The Stranger Diaries tells the story of the hunt for the murderer of Ella Elphink, an english teacher at a down and out school in an average british town. A mixture of old and new, the school is most famous for having been the former home of a well known ghost story writer, R.M Holland. In fact his study is still kept intact on one of the upper floors in the oldest part of the school. His short story, The Stranger, features prominently throughout the narrative and is the favourite of one of the teachers, Clare Cassidy, who was a close friend of the dear departed Ella … or was she?
I’ll start by saying that I don’t think you could make the claim that this story is great literary crime fiction but I don’t think that is a negative that counts against it. To be honest sometimes all you want is a solid, fast moving, easy to read tale with an engaging plot and this is what I got with The Stranger Diaries. I mean, I finished it over several days which is some kind of record for me as I tend to read at a reasonably slow pace, so it definitely hooked me and kept my interest throughout.
And it did have some talking points, including one big stylistic one. The book is split into parts containing chapters. Each of the parts is told from a different character’s perspective – Clare Cassidy (english teacher), DS Harbinder Kaur (the gay female police officer of indian descent investigating the crime) and Georgia Newton (Clare Cassidy’s daughter and pupil at the school where her mother teaches as did the victim Ella). As a result of this we get to ‘see’ the same events from different perspectives which I found a very enjoyable narrative tool. Normally as readers we only get to experience the plot through one set of eyes (at least for me and the works I have read) so we are bound to one interpretation and meaning. If this is a falsity, it will in all probability be revealed to be so at the end when the killer is unmasked. Whereas here, we get a duality of perspective throughout. This is most effectively seen with Clare and Georgia – mother and daughter. Clare’s total misreading of Georgia is almost darkly funny (although I’m not sure if that is intended) but at the same time sinister and worrisome. It actually adds a lot to the make-up and presentation of the characters, giving them their own voice. So that was a definite plus.

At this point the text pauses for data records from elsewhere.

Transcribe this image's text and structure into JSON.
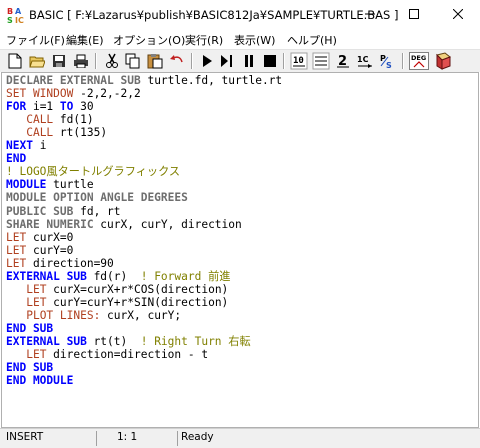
{
  "window": {
    "title": "BASIC [ F:¥Lazarus¥publish¥BASIC812Ja¥SAMPLE¥TURTLE.BAS ]"
  },
  "window_controls": {
    "minimize": "—",
    "maximize": "☐",
    "close": "✕"
  },
  "menu": [
    {
      "label": "ファイル(F)"
    },
    {
      "label": "編集(E)"
    },
    {
      "label": "オプション(O)"
    },
    {
      "label": "実行(R)"
    },
    {
      "label": "表示(W)"
    },
    {
      "label": "ヘルプ(H)"
    }
  ],
  "toolbar": {
    "icons": [
      "new-file-icon",
      "open-folder-icon",
      "save-icon",
      "print-icon",
      "cut-icon",
      "copy-icon",
      "paste-icon",
      "undo-icon",
      "run-icon",
      "step-icon",
      "pause-icon",
      "break-icon",
      "number-icon",
      "output-icon",
      "unnumber-icon",
      "char-icon",
      "help-icon",
      "deg-icon",
      "book-icon"
    ],
    "deg_label": "DEG",
    "num_label": "10",
    "c_label": "1C",
    "p_label": "P"
  },
  "code": [
    {
      "segments": [
        {
          "t": "DECLARE EXTERNAL SUB",
          "c": "kw-gray"
        },
        {
          "t": " turtle.fd, turtle.rt",
          "c": "plain"
        }
      ]
    },
    {
      "segments": [
        {
          "t": "SET WINDOW",
          "c": "kw-red"
        },
        {
          "t": " -2,2,-2,2",
          "c": "plain"
        }
      ]
    },
    {
      "segments": [
        {
          "t": "FOR",
          "c": "kw-blue"
        },
        {
          "t": " i=1 ",
          "c": "plain"
        },
        {
          "t": "TO",
          "c": "kw-blue"
        },
        {
          "t": " 30",
          "c": "plain"
        }
      ]
    },
    {
      "segments": [
        {
          "t": "   ",
          "c": "plain"
        },
        {
          "t": "CALL",
          "c": "kw-red"
        },
        {
          "t": " fd(1)",
          "c": "plain"
        }
      ]
    },
    {
      "segments": [
        {
          "t": "   ",
          "c": "plain"
        },
        {
          "t": "CALL",
          "c": "kw-red"
        },
        {
          "t": " rt(135)",
          "c": "plain"
        }
      ]
    },
    {
      "segments": [
        {
          "t": "NEXT",
          "c": "kw-blue"
        },
        {
          "t": " i",
          "c": "plain"
        }
      ]
    },
    {
      "segments": [
        {
          "t": "END",
          "c": "kw-blue"
        }
      ]
    },
    {
      "segments": [
        {
          "t": "! LOGO風タートルグラフィックス",
          "c": "comment"
        }
      ]
    },
    {
      "segments": [
        {
          "t": "MODULE",
          "c": "kw-blue"
        },
        {
          "t": " turtle",
          "c": "plain"
        }
      ]
    },
    {
      "segments": [
        {
          "t": "MODULE OPTION ANGLE DEGREES",
          "c": "kw-gray"
        }
      ]
    },
    {
      "segments": [
        {
          "t": "PUBLIC SUB",
          "c": "kw-gray"
        },
        {
          "t": " fd, rt",
          "c": "plain"
        }
      ]
    },
    {
      "segments": [
        {
          "t": "SHARE NUMERIC",
          "c": "kw-gray"
        },
        {
          "t": " curX, curY, direction",
          "c": "plain"
        }
      ]
    },
    {
      "segments": [
        {
          "t": "LET",
          "c": "kw-red"
        },
        {
          "t": " curX=0",
          "c": "plain"
        }
      ]
    },
    {
      "segments": [
        {
          "t": "LET",
          "c": "kw-red"
        },
        {
          "t": " curY=0",
          "c": "plain"
        }
      ]
    },
    {
      "segments": [
        {
          "t": "LET",
          "c": "kw-red"
        },
        {
          "t": " direction=90",
          "c": "plain"
        }
      ]
    },
    {
      "segments": [
        {
          "t": "EXTERNAL SUB",
          "c": "kw-blue"
        },
        {
          "t": " fd(r)  ",
          "c": "plain"
        },
        {
          "t": "! Forward 前進",
          "c": "comment"
        }
      ]
    },
    {
      "segments": [
        {
          "t": "   ",
          "c": "plain"
        },
        {
          "t": "LET",
          "c": "kw-red"
        },
        {
          "t": " curX=curX+r*COS(direction)",
          "c": "plain"
        }
      ]
    },
    {
      "segments": [
        {
          "t": "   ",
          "c": "plain"
        },
        {
          "t": "LET",
          "c": "kw-red"
        },
        {
          "t": " curY=curY+r*SIN(direction)",
          "c": "plain"
        }
      ]
    },
    {
      "segments": [
        {
          "t": "   ",
          "c": "plain"
        },
        {
          "t": "PLOT LINES:",
          "c": "kw-red"
        },
        {
          "t": " curX, curY;",
          "c": "plain"
        }
      ]
    },
    {
      "segments": [
        {
          "t": "END SUB",
          "c": "kw-blue"
        }
      ]
    },
    {
      "segments": [
        {
          "t": "EXTERNAL SUB",
          "c": "kw-blue"
        },
        {
          "t": " rt(t)  ",
          "c": "plain"
        },
        {
          "t": "! Right Turn 右転",
          "c": "comment"
        }
      ]
    },
    {
      "segments": [
        {
          "t": "   ",
          "c": "plain"
        },
        {
          "t": "LET",
          "c": "kw-red"
        },
        {
          "t": " direction=direction - t",
          "c": "plain"
        }
      ]
    },
    {
      "segments": [
        {
          "t": "END SUB",
          "c": "kw-blue"
        }
      ]
    },
    {
      "segments": [
        {
          "t": "END MODULE",
          "c": "kw-blue"
        }
      ]
    }
  ],
  "status": {
    "mode": "INSERT",
    "position": "1:  1",
    "message": "Ready"
  }
}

PS. I think this would have been a great way to also introduce the concept of the unreliable narrator (as in Christie’s The Murder of Roger Ackroyd) into the mix. That would have really spiced things up and had readers guessing. It would also have compelled a second read just to make sure that the author had stuck to their own rules and to explore the hidden meanings in the text. But it wasn’t to be.
Some other reviews I read of this book said that they thought the plot a bit clunky and by the numbers which I suppose is true. There is certainly nothing groundbreaking about it. No real twists or literary innovations are introduced but then again, how many books do that in this day and age. I would go so far as to say that the misdirection used is a bit obvious and the eventual identity of the killer felt, to me, not quite right or genuine within the bounds of the world of the book which is a shame. But in saying all this I didn’t actually pick who the perpetrator was so the author was doing something right in that sense.
Look, I liked this book. It is no means perfect but that’s ok. It did what it set out to do – tell a fun and interesting story and that was exactly what I was looking for. You probably won’t remember a few months after reading it but as long as it was enjoyed at the time, then I don’t think there can be many complaints. A good solid read I reckon.
Rating: 3 Stars
(Header Image: Sarah Kreig)